When you write out the records, keep every word exact and drop the pictures.

+ + + + + + +

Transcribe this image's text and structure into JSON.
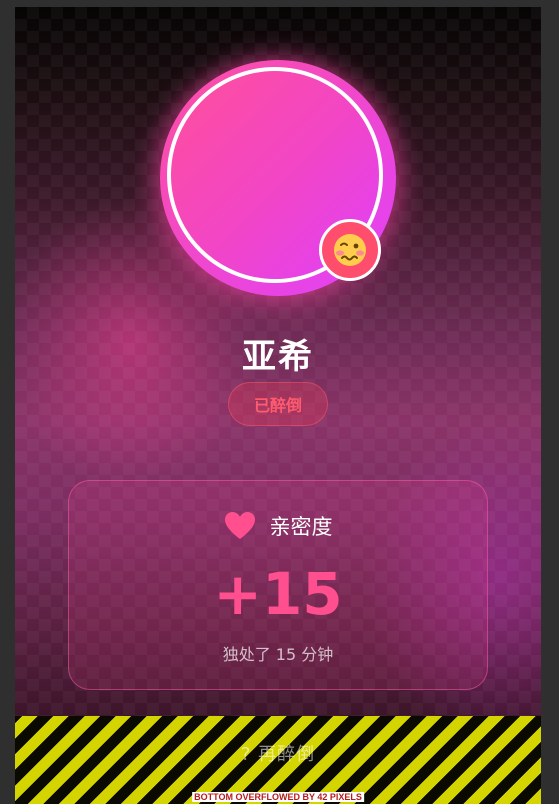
{
  "profile": {
    "name": "亚希",
    "status": "已醉倒",
    "mood_icon": "woozy-face-icon"
  },
  "intimacy": {
    "icon": "heart-icon",
    "title": "亲密度",
    "value": "+15",
    "subtitle": "独处了 15 分钟"
  },
  "hidden_action": {
    "label": "? 再醉倒"
  },
  "debug": {
    "overflow_label": "BOTTOM OVERFLOWED BY 42 PIXELS"
  },
  "colors": {
    "accent_pink": "#ff4f8e",
    "status_red": "#ff5a6e",
    "avatar_gradient_start": "#ff4f9a",
    "avatar_gradient_end": "#e040fb",
    "overflow_stripe": "#d4d400"
  }
}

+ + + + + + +

RESPONSE AREA>
Transcribe this image's text and structure into JSON.
{
  "profile": {
    "name": "亚希",
    "status": "已醉倒",
    "mood_icon": "woozy-face-icon"
  },
  "intimacy": {
    "icon": "heart-icon",
    "title": "亲密度",
    "value": "+15",
    "subtitle": "独处了 15 分钟"
  },
  "hidden_action": {
    "label": "? 再醉倒"
  },
  "debug": {
    "overflow_label": "BOTTOM OVERFLOWED BY 42 PIXELS"
  },
  "colors": {
    "accent_pink": "#ff4f8e",
    "status_red": "#ff5a6e",
    "avatar_gradient_start": "#ff4f9a",
    "avatar_gradient_end": "#e040fb",
    "overflow_stripe": "#d4d400"
  }
}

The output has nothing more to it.